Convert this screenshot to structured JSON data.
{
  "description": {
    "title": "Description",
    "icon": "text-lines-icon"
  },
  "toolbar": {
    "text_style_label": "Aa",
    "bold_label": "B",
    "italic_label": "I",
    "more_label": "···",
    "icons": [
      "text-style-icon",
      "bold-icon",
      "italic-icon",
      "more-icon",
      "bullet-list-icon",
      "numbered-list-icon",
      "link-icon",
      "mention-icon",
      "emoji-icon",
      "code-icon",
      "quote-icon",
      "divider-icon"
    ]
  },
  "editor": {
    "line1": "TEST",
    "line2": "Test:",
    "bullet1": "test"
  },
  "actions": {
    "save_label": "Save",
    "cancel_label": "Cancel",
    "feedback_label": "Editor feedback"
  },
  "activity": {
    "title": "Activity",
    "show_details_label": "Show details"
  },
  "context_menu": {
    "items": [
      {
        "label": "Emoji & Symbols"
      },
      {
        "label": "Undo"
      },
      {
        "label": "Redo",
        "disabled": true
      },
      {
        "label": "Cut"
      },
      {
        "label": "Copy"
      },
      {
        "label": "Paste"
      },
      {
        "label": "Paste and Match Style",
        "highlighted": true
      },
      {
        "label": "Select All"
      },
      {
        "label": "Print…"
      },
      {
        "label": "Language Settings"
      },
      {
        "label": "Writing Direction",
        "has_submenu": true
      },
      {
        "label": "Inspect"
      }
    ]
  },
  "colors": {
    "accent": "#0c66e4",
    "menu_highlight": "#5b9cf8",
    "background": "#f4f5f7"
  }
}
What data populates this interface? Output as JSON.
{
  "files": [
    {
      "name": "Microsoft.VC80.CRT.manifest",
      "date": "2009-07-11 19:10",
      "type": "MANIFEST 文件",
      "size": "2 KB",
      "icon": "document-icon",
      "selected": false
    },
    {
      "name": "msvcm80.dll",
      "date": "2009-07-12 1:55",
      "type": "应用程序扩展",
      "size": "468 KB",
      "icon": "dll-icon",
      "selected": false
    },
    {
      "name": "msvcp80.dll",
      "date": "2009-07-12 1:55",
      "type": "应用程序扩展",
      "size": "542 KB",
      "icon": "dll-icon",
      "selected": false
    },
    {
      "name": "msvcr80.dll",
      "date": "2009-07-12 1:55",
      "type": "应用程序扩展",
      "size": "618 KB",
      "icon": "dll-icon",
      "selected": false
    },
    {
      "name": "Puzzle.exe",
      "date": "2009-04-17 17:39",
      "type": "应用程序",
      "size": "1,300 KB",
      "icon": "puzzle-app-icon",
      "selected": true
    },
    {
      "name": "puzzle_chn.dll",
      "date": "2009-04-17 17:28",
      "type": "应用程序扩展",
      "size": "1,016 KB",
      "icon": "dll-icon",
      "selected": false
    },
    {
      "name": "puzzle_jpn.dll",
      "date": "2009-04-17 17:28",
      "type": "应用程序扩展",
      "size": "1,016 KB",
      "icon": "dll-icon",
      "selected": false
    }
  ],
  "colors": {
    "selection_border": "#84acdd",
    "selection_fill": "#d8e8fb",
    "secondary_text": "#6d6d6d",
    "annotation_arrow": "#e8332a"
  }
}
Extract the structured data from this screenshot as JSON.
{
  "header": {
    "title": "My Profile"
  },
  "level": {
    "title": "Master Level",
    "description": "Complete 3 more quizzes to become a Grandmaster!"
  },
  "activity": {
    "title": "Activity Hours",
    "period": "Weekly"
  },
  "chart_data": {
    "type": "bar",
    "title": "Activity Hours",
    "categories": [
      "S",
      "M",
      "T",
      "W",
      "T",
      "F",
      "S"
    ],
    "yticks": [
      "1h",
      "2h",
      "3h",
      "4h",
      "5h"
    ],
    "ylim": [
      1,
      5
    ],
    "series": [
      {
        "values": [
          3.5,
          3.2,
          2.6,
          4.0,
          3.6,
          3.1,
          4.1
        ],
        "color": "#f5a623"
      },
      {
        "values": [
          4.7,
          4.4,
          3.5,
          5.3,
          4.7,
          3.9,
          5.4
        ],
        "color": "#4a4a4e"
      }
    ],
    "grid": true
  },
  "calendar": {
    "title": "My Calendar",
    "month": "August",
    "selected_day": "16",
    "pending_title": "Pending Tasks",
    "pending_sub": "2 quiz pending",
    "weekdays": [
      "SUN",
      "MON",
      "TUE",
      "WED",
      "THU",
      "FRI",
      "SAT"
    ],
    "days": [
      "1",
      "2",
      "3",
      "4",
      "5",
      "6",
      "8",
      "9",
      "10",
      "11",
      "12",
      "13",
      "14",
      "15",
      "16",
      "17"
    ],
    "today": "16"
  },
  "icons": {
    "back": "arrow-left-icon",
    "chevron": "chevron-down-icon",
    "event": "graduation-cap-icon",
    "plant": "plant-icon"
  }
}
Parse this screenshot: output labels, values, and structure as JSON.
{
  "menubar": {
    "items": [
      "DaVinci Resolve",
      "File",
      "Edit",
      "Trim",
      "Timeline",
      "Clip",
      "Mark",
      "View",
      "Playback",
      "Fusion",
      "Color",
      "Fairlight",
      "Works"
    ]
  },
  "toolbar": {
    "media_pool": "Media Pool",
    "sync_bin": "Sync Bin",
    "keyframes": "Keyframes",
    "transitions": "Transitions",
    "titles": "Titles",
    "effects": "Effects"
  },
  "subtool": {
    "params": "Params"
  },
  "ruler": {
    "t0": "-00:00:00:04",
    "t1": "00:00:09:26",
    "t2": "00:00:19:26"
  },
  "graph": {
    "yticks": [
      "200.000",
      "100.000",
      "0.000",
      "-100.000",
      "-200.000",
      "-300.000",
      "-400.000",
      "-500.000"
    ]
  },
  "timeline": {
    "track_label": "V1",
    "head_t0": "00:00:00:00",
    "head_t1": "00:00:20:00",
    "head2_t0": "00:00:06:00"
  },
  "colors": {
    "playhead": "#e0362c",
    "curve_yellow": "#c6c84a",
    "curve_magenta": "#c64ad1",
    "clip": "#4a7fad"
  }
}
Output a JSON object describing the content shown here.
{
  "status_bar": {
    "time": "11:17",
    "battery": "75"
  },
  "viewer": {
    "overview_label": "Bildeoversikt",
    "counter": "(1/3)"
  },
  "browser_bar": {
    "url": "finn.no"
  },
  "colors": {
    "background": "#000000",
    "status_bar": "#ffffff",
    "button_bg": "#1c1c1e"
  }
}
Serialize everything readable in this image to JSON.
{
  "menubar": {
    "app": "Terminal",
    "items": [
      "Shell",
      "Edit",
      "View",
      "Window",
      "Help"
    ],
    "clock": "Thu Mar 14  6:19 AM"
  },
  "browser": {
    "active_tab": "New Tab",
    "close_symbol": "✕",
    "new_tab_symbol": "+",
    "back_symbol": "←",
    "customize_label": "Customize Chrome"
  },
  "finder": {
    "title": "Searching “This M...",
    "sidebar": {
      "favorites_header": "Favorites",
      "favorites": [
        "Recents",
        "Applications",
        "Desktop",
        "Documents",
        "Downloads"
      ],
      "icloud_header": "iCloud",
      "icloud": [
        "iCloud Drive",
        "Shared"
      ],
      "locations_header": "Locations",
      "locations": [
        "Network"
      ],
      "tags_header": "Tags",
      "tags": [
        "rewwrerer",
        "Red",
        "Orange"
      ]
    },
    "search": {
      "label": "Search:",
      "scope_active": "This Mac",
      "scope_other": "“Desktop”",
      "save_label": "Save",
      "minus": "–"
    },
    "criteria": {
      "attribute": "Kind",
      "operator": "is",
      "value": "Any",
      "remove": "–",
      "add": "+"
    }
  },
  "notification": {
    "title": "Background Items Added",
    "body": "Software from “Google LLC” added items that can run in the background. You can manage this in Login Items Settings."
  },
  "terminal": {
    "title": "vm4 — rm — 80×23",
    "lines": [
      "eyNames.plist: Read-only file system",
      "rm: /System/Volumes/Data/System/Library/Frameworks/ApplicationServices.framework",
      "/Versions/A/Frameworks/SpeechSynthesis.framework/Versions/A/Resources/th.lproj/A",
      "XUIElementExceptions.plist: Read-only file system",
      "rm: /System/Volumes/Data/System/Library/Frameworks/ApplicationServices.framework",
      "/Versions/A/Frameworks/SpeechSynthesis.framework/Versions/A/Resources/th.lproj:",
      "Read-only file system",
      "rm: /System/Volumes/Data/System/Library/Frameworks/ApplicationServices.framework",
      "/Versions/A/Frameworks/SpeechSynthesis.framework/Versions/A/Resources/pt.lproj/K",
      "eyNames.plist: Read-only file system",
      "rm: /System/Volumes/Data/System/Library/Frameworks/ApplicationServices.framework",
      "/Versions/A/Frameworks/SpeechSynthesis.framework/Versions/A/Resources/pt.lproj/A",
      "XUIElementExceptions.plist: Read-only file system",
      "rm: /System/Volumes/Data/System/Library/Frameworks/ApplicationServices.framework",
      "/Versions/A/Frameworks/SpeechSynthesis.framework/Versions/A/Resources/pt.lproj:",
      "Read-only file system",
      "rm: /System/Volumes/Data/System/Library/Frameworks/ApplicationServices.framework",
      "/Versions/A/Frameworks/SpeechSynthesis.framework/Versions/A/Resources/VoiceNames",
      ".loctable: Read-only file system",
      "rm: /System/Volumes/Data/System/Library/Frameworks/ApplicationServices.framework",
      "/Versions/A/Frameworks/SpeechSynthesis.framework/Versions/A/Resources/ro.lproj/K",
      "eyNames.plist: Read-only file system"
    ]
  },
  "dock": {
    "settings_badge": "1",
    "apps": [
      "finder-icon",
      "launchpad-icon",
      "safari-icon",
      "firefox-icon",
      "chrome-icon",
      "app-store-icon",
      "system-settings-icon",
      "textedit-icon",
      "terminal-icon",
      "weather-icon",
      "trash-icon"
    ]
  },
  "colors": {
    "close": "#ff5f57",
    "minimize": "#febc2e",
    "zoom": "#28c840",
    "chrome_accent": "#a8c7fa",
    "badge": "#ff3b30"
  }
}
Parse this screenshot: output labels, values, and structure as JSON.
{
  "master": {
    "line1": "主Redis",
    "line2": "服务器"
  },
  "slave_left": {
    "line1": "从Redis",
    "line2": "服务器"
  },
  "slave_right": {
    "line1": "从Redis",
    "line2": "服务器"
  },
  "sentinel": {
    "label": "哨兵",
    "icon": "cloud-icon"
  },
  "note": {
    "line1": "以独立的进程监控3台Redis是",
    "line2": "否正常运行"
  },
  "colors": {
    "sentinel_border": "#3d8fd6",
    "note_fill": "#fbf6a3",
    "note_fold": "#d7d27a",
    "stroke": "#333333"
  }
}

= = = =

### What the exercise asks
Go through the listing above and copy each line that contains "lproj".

### Written solution
      "/Versions/A/Frameworks/SpeechSynthesis.framework/Versions/A/Resources/th.lproj/A",
      "/Versions/A/Frameworks/SpeechSynthesis.framework/Versions/A/Resources/th.lproj:",
      "/Versions/A/Frameworks/SpeechSynthesis.framework/Versions/A/Resources/pt.lproj/K",
      "/Versions/A/Frameworks/SpeechSynthesis.framework/Versions/A/Resources/pt.lproj/A",
      "/Versions/A/Frameworks/SpeechSynthesis.framework/Versions/A/Resources/pt.lproj:",
      "/Versions/A/Frameworks/SpeechSynthesis.framework/Versions/A/Resources/ro.lproj/K",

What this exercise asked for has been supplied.